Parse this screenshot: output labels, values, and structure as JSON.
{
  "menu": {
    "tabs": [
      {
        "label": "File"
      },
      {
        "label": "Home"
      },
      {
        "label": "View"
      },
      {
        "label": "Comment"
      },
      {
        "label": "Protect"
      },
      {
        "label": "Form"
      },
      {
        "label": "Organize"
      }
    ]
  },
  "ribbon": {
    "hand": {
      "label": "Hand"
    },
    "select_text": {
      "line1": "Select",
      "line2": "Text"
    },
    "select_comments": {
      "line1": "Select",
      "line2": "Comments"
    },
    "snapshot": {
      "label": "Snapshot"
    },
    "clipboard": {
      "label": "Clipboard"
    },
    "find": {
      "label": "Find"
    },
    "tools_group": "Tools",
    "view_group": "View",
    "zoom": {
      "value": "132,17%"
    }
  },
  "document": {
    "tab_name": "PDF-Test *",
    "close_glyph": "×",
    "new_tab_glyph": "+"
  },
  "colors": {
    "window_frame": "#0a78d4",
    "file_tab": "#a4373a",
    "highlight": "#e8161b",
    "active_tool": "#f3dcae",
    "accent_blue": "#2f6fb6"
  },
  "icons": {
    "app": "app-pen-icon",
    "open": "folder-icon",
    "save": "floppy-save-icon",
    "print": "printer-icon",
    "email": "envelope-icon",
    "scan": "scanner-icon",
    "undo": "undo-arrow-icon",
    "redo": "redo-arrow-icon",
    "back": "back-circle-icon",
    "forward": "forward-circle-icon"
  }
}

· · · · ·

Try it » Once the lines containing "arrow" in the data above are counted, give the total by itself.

Answer to the exercise » 2